You also enjoy savings at various partner merchants with the Trust Card.

  • Up to 20% savings on fuel purchases at Caltex
  • S$2 off KFC (first 5,000 redemptions)
  • S$2 off at Starbucks (8,000 redemptions per month)
  • S$5 off foodpanda delivery (2,000 redemptions per month)
  • Up to 50% off Vui Premium
  • And a whole lot more

If you sign up today, you can get a S$10 FairPrice E-Voucher.

Alternative 2: Hugo Debit Card

The Hugo card is offered by Hugosave. It’s another Visa, but this one’s a debit card. Like the GrabPay Card and Trust Card, it is a numberless physical card, and your details are all stored within the Hugo app.

Initially, I was ambivalent about the Hugo Card because I’ve never really heard of Hugosave, and I don’t like putting my savings with companies I’m not familiar with. But rest easy because all your funds in your Hugo account are held by DBS Bank—and it doesn’t really get any safer than that.
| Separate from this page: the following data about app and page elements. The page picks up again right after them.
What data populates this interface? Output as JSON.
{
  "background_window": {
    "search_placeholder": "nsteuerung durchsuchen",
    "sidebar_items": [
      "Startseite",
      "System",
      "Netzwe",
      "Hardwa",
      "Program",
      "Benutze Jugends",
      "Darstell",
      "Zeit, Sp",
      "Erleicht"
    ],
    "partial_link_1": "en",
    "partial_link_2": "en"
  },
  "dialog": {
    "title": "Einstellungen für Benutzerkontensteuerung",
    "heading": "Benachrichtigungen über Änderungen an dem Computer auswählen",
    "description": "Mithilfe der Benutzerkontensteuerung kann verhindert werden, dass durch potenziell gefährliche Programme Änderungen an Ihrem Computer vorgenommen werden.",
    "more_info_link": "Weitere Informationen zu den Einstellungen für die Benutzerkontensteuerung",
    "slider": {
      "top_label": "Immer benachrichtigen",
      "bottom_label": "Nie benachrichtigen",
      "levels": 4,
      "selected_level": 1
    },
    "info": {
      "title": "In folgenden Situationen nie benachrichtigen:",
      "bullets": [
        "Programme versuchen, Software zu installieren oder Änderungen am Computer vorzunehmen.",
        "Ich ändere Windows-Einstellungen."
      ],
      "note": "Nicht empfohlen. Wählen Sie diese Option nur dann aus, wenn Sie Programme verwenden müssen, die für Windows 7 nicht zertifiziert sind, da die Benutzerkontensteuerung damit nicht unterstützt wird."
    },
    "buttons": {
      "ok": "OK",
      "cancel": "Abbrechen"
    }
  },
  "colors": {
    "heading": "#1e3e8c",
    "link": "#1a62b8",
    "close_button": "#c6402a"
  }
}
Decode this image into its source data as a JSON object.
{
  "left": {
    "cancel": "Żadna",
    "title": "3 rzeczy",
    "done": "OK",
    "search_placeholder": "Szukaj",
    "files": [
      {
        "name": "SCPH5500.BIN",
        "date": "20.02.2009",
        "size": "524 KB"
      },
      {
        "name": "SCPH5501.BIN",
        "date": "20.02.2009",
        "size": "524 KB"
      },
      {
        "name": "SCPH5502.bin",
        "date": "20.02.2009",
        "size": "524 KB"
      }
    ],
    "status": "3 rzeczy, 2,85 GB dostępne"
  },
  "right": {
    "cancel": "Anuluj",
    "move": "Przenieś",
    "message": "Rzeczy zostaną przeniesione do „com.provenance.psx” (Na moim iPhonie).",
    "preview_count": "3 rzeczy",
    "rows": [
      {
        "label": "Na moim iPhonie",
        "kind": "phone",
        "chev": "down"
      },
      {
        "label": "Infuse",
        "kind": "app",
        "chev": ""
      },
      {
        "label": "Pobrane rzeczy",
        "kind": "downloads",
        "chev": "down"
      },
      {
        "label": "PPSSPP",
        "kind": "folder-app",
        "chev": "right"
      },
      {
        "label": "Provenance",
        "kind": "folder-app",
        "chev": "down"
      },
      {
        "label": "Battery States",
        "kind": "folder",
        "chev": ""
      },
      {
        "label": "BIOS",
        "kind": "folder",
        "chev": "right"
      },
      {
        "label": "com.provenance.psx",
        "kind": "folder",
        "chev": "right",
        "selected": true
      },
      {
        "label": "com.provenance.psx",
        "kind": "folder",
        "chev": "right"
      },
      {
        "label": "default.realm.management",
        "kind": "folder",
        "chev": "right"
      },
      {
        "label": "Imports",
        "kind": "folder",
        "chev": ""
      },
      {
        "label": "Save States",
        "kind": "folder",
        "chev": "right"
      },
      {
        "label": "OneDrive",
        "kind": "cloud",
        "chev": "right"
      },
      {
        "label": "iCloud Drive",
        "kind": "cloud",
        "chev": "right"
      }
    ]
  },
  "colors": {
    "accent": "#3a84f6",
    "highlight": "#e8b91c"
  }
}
The Hugosave website does a terrible job of telling you exactly what it is that they do. You could spend 1 hour looking through every page and still have no idea what they are offering. But after lots of digging, I realised it’s actually an interesting and unique idea. 

Invest your spare change automatically

Here’s the crux of it: as you spend with your Hugosave debit card, your transactions are rounded up to the nearest dollar, and any spare change is automatically invested in a precious metal of your choice (gold, silver, or platinum).

This is what it could look like:

You order a Teh-O Peng at the hawker centre: S$1.70 (roundup S$0.30)

So you’ll pay S$2 instead of S$1.70, and the S$0.30 gets invested in Gold automatically.

It doesn’t sound like much, but if you make 5 transactions a day, 365 days a year, you could end up investing S$547.50.

5 transactions with 5 roundups of S$0.30 = S$1.50 per day

S$1.50 X 365 days = S$547.50 invested in a year

This helps you save without feeling the pinch. Over time, your tiny investments may turn into a substantial amount.

However, this “investing hack” is not really for me because if I wanted to invest in gold, I’d just buy it through my through my broker. But I think the Hugosave debit card is a great way for noobies to get into the habit of investing consistently.

ALSO READ: Gold Prices Hit Record High—How to Invest in Gold in Singapore (2024)

Should I Switch to a Numberless Card?

If, like me, you lose your card often or have concerns about security, then there’s really no reason not to! Especially with the Trust Card, which has such a compelling offer for anyone who shops at FairPrice (which would be all of us).

Know anyone who’s looking for a numberless card? Share this article with them!